**Supplied material**:
Content starts

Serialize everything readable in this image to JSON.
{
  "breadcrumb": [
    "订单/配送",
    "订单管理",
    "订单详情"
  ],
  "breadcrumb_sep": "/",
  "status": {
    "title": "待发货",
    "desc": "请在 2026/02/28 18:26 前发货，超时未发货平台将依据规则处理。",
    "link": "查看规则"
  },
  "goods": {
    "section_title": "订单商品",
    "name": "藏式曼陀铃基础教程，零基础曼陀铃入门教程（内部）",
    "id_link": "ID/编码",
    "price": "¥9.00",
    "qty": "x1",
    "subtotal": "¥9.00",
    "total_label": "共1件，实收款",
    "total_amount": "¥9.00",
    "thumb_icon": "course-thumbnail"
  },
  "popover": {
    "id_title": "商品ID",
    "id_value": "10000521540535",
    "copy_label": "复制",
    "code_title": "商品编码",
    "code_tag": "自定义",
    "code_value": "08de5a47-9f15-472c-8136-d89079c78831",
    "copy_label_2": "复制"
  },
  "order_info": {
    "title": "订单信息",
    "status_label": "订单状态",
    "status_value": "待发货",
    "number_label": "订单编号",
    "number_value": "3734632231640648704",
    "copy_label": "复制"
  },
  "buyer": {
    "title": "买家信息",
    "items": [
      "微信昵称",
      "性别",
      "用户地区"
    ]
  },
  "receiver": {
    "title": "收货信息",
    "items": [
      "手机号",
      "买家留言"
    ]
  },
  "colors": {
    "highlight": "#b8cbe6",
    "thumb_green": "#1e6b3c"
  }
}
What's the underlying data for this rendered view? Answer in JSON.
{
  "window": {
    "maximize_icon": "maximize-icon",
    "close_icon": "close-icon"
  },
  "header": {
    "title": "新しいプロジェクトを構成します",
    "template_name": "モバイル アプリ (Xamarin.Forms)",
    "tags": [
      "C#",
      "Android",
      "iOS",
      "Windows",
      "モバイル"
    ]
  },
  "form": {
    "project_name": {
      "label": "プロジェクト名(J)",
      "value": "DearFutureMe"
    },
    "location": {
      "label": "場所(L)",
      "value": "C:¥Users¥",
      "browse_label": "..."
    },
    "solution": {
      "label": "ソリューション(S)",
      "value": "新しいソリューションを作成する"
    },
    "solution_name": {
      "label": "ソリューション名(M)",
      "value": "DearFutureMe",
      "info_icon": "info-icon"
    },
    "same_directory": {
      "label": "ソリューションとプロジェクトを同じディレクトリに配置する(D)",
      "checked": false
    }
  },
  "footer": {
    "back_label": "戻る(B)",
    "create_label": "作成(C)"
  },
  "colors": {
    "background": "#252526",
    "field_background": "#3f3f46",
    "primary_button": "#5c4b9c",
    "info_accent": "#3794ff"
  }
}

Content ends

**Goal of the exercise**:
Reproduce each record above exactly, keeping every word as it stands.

**Answer box**:
Serialize everything readable in this image to JSON.
{
  "breadcrumb": [
    "订单/配送",
    "订单管理",
    "订单详情"
  ],
  "breadcrumb_sep": "/",
  "status": {
    "title": "待发货",
    "desc": "请在 2026/02/28 18:26 前发货，超时未发货平台将依据规则处理。",
    "link": "查看规则"
  },
  "goods": {
    "section_title": "订单商品",
    "name": "藏式曼陀铃基础教程，零基础曼陀铃入门教程（内部）",
    "id_link": "ID/编码",
    "price": "¥9.00",
    "qty": "x1",
    "subtotal": "¥9.00",
    "total_label": "共1件，实收款",
    "total_amount": "¥9.00",
    "thumb_icon": "course-thumbnail"
  },
  "popover": {
    "id_title": "商品ID",
    "id_value": "10000521540535",
    "copy_label": "复制",
    "code_title": "商品编码",
    "code_tag": "自定义",
    "code_value": "08de5a47-9f15-472c-8136-d89079c78831",
    "copy_label_2": "复制"
  },
  "order_info": {
    "title": "订单信息",
    "status_label": "订单状态",
    "status_value": "待发货",
    "number_label": "订单编号",
    "number_value": "3734632231640648704",
    "copy_label": "复制"
  },
  "buyer": {
    "title": "买家信息",
    "items": [
      "微信昵称",
      "性别",
      "用户地区"
    ]
  },
  "receiver": {
    "title": "收货信息",
    "items": [
      "手机号",
      "买家留言"
    ]
  },
  "colors": {
    "highlight": "#b8cbe6",
    "thumb_green": "#1e6b3c"
  }
}
What's the underlying data for this rendered view? Answer in JSON.
{
  "window": {
    "maximize_icon": "maximize-icon",
    "close_icon": "close-icon"
  },
  "header": {
    "title": "新しいプロジェクトを構成します",
    "template_name": "モバイル アプリ (Xamarin.Forms)",
    "tags": [
      "C#",
      "Android",
      "iOS",
      "Windows",
      "モバイル"
    ]
  },
  "form": {
    "project_name": {
      "label": "プロジェクト名(J)",
      "value": "DearFutureMe"
    },
    "location": {
      "label": "場所(L)",
      "value": "C:¥Users¥",
      "browse_label": "..."
    },
    "solution": {
      "label": "ソリューション(S)",
      "value": "新しいソリューションを作成する"
    },
    "solution_name": {
      "label": "ソリューション名(M)",
      "value": "DearFutureMe",
      "info_icon": "info-icon"
    },
    "same_directory": {
      "label": "ソリューションとプロジェクトを同じディレクトリに配置する(D)",
      "checked": false
    }
  },
  "footer": {
    "back_label": "戻る(B)",
    "create_label": "作成(C)"
  },
  "colors": {
    "background": "#252526",
    "field_background": "#3f3f46",
    "primary_button": "#5c4b9c",
    "info_accent": "#3794ff"
  }
}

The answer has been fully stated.